sth amorphous. e.g. 一杯水, 一壶油, 一斤米, 一碗沙子.
sth forming part of a greater whole. e.g. 一层楼, 一重山, 一级台阶, 一节甘蔗, 一段木头, 一截电线.
sth where the ...
Some nouns need a classifier, some don't; 月(month) needs one but 天(day) doesn't.
一年有十二個月 - 月(month) needs a classifier
一年有十二個月份 - 月份(month) needs a classifier
一年有五十二週 - 週(week) doesn't need a classifier
一年有五十二個星期 - 星期(week) needs a classifier
一年有三百六十五天 - 天(day) doesn't need a classifier
一年有四季 - 季(season) doesn't need a classifier
一年有四個季節 - 季節 (season)...
The correct measure word or (量词) for 问题 is 个 as in 一个问题. There is no explanation for this, and the knowledge is only acquired through practice.
项 is a measure word for 工程
件 is a measure word for 事情
Other measure words include:
一尊佛像 (a statue, unit word describes a statue)

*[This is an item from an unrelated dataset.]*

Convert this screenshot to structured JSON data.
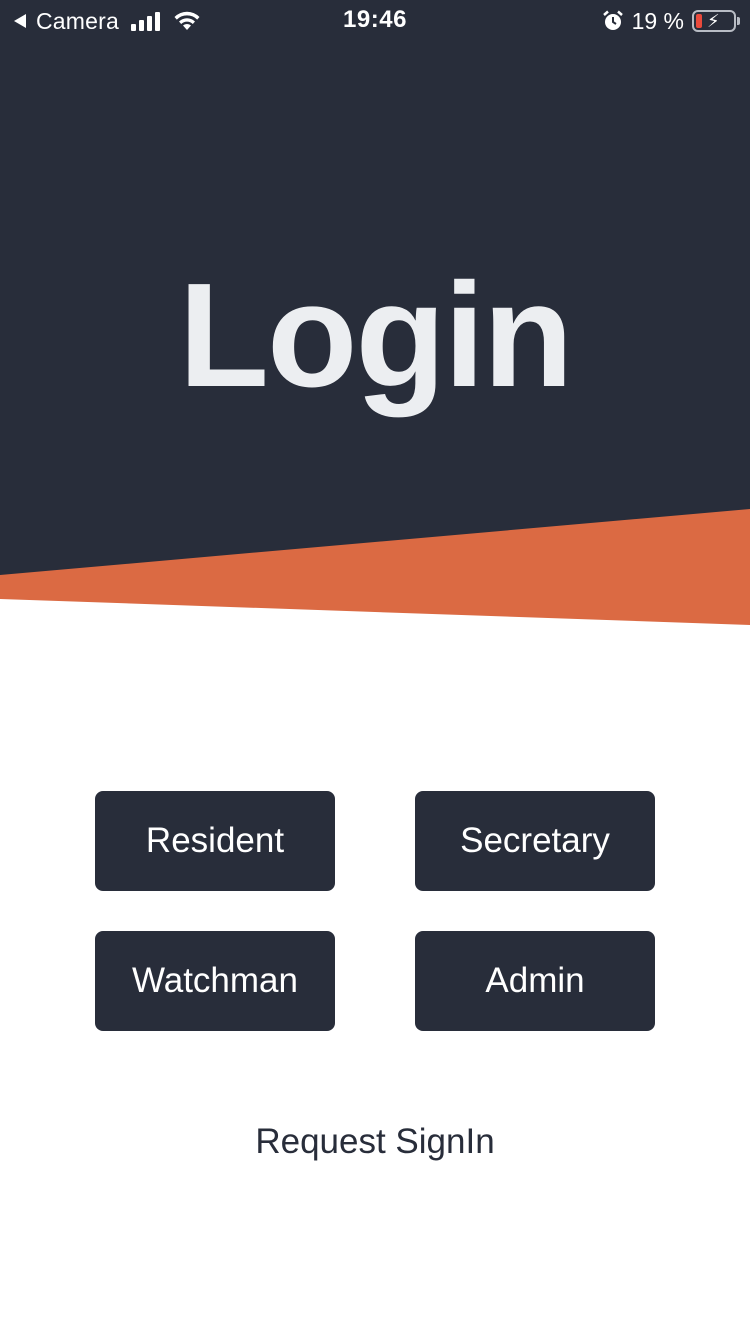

一顶帽子 (a hat)
一只猫 (a cat)
一打鸡蛋 (a dozen of eggs)
一条蛇 (a snake)
一串葡萄 (a bunch of ...
Stop reading that article - it is totally wrong.
The issue is that 书 and 书本 are both plural and singular at the same time. Which one it is depends solely on the context. For example, it is plural in 我常常讀書: "I read books often". In contrast, it is singular in 把書放下: "Put down the book."
You can specify plurals, however. How that actually works is that 本 is a ...
The other answers are absolutely correct – it’s not smart to talk about countable and uncountable nouns in Chinese. However, like many languages, Chinese does have words that express abstract concepts or that are somehow inherently plural. How are these dealt with in a system where everything must be counted/measured? Here’s how one grammar explains it.
“鸡”，“猫”，“狗”地 here works as an adverbial phrase modifying the verb 念.
“鸡”，“猫”，“狗” are basic noun words learnt by a beginner. Imagine the scene her 丈夫 following her reading these basic childish words, and you would get the idea of “鸡”，“猫”，“狗”地.
Another point is that they don't put 鸡，猫，狗地， but “鸡”，“猫”，“狗”地, because the quotation marks ...
You should learn those measure word one by one because most of native speakers don't use "個" for every nouns. But sometimes if you forget or don't know the word you should use, most people still know what you're referring to with the word "個" in most case.
Why I said in most case? Here's an example: (Actually, it's a joke.)
The foreigners usually have a ...
Your intuition is correct.「頓」and also「餐」are measure word for meals, while「碗」is a measure word for bowls (of rice).
Since「飯」refers to both meal and cooked rice, the statement of how much you ate is inferred from the measure word.
To add: I would suggest that「碗」does not really refer to plate of food, as Chinese does not present meals that way. The western ...
For apps like Duolingo, the correct answer is the best translation, not necessary any correct equivalent translation. In this case, the authors of the app have decided that Beijing is a big place is most closely translated to 北京是个大地方. It's not bad, Beijing [北京] is [是] a [个] big [大] place [地方], but such clean and direct translations are uncommon.
The long ...
Your first two examples are not proper ones, since Chinese grammar do not usually use plural or singular form, 我有房子 could mean "I have a house" or "I have houses" ; 我有孩子 could mean " I have a child" or "I have children".
As for the third example, 我不是坏人, since 坏人 is a description word for the subject, no matter the subject is singular or plural, therefore, ...